The insect wing debate is far from over. The evo-devo community has restarted a discussion that was paralyzed for years and, perhaps, pushed the discussion in a direction that was previously difficult to conceive. Within the evo-devo perspective, caution must be taken when studying any one species, or even order, of insect. With this in mind, exploring a wider taxonomic breadth in our studies (for example see  and ) and adding perspectives outside of evo-devo (see  and ) will be critical for the future.
To conclude, insect wings are a famous, yet mysterious morphological novelty, and I wouldn’t have guessed that 5 years ago some green blobs on the abdomen of beetles could help contribute to resolving this longstanding biological conundrum. This project taught me the importance of perseverance, and cautious but careful observation, but most importantly it taught me the value of raw curiosity. I wanted so badly to understand what I was witnessing in the abdomen of Tribolium, so I pushed through the uncertainty. Repeatedly in science we witness things we don’t understand, it can be easy to fear the black box. This, however, is the very epitome of our field, and so long as we maintain our curiosity then perhaps that box will continue to grow ever smaller.
 Ohde T, Yaginuma T, Niimi T (2013) Insect morphological diversification through the modification of wing serial homologs. Science 340:495–498.

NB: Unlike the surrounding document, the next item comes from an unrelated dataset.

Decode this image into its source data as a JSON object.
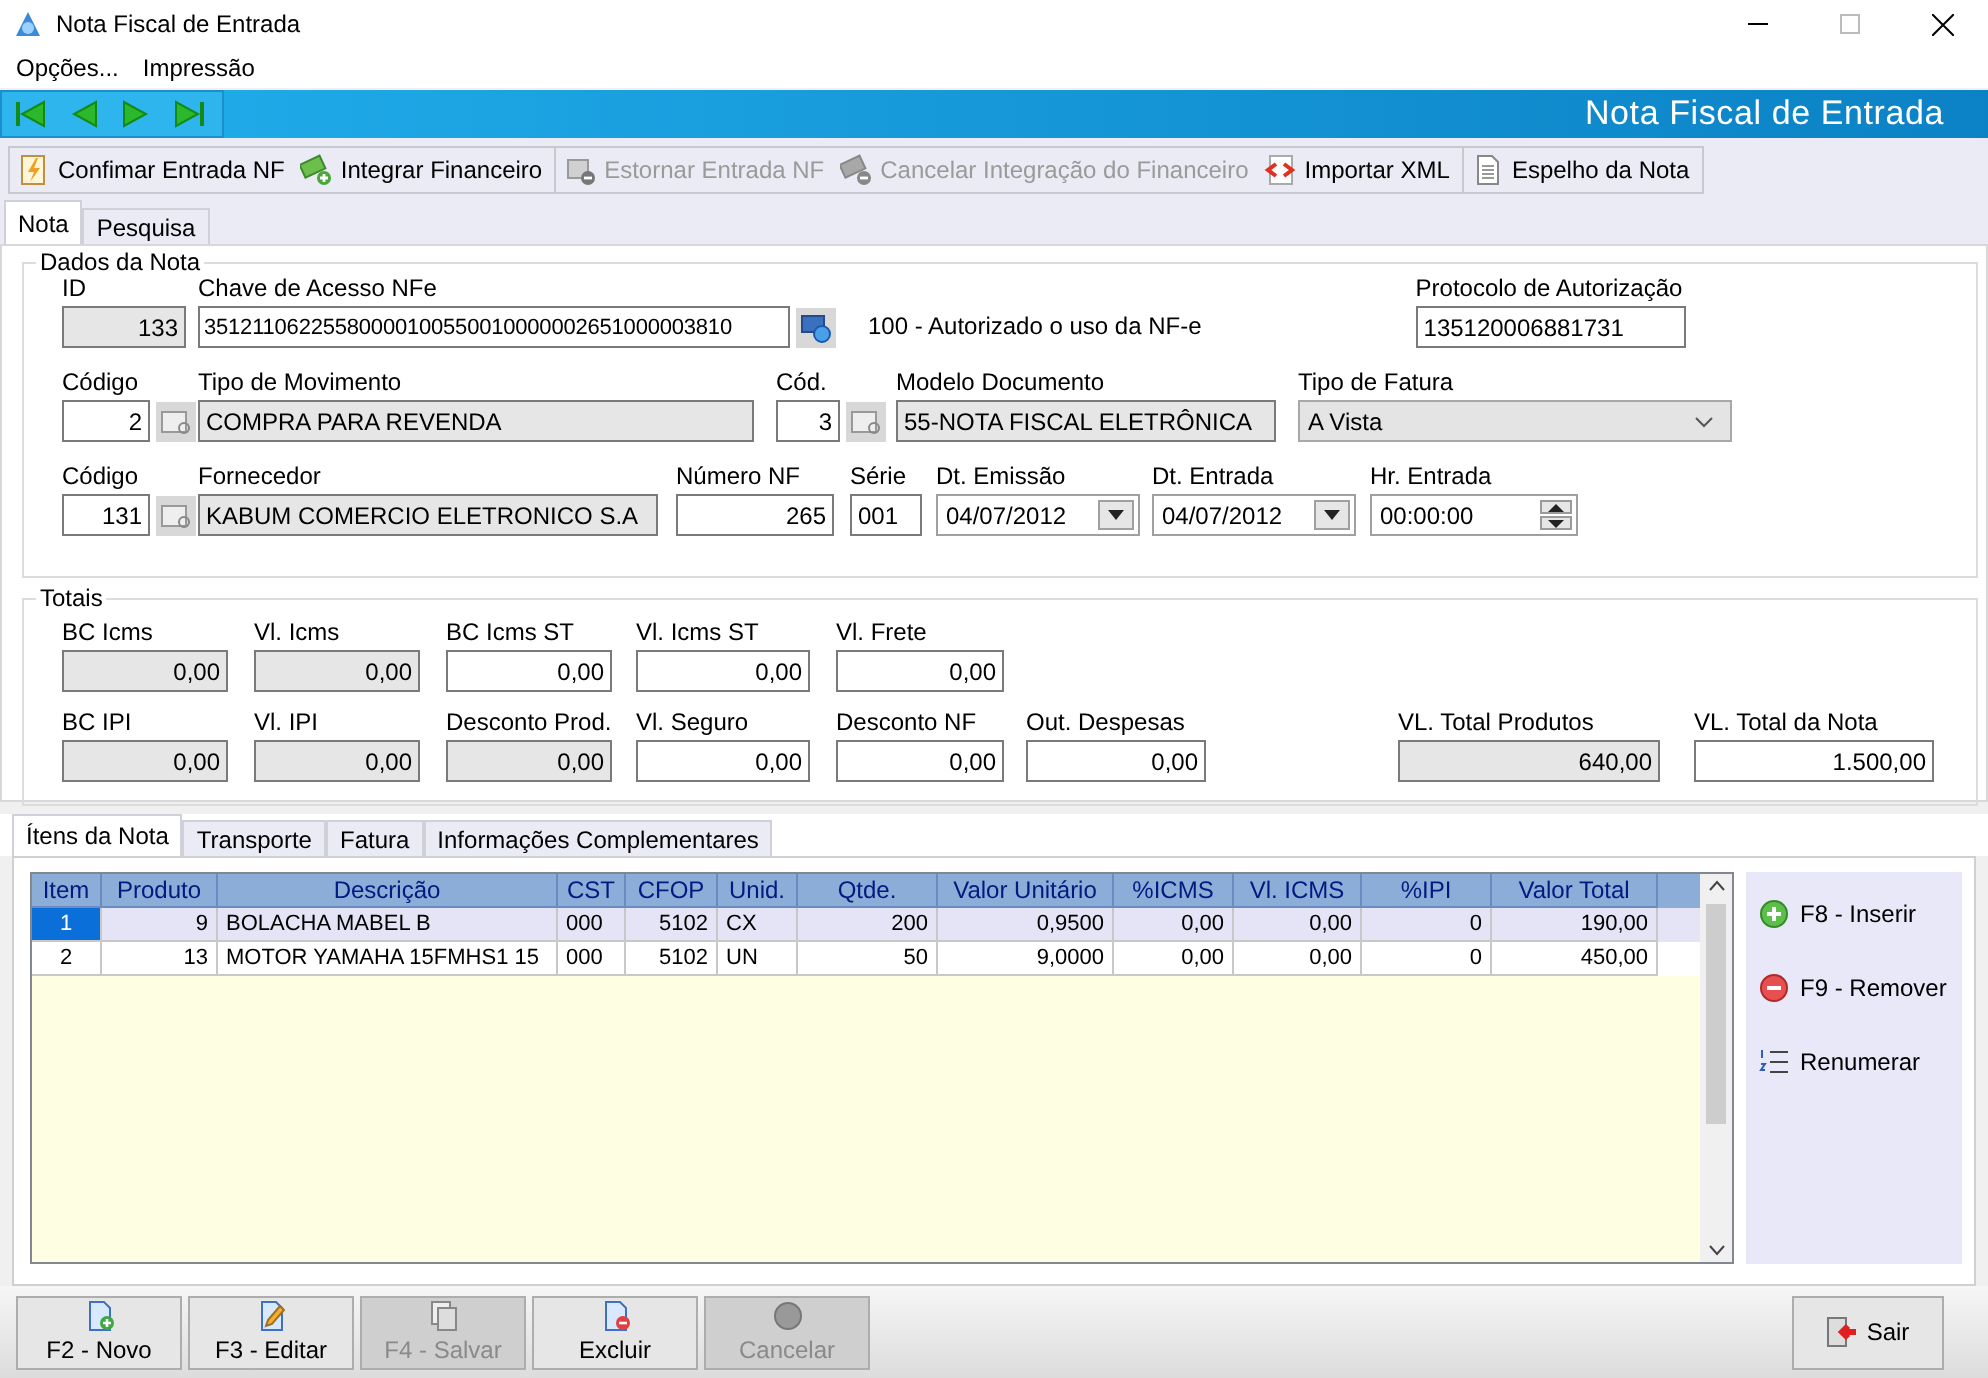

 Clark-Hachtel CM, Tomoyasu Y (2017) Two sets of wing homologs in the crustacean, Parhyale hawaiensis. bioRxiv: 10.1101/236281.
 Bruce HS, Patel NH (2018) Insect wings and body wall evolved from ancient leg segments. bioRxiv: 10.1101/244541.
 Mashimo Y, Machida R (2017) Embryological evidence substantiates the subcoxal theory on the origin of pleuron in insects. Sci Rep 7:12597.
 Prokop J, et al. (2017) Paleozoic nymphal wing pads support dual model of insect wing origins. Curr Biol 27:263–269.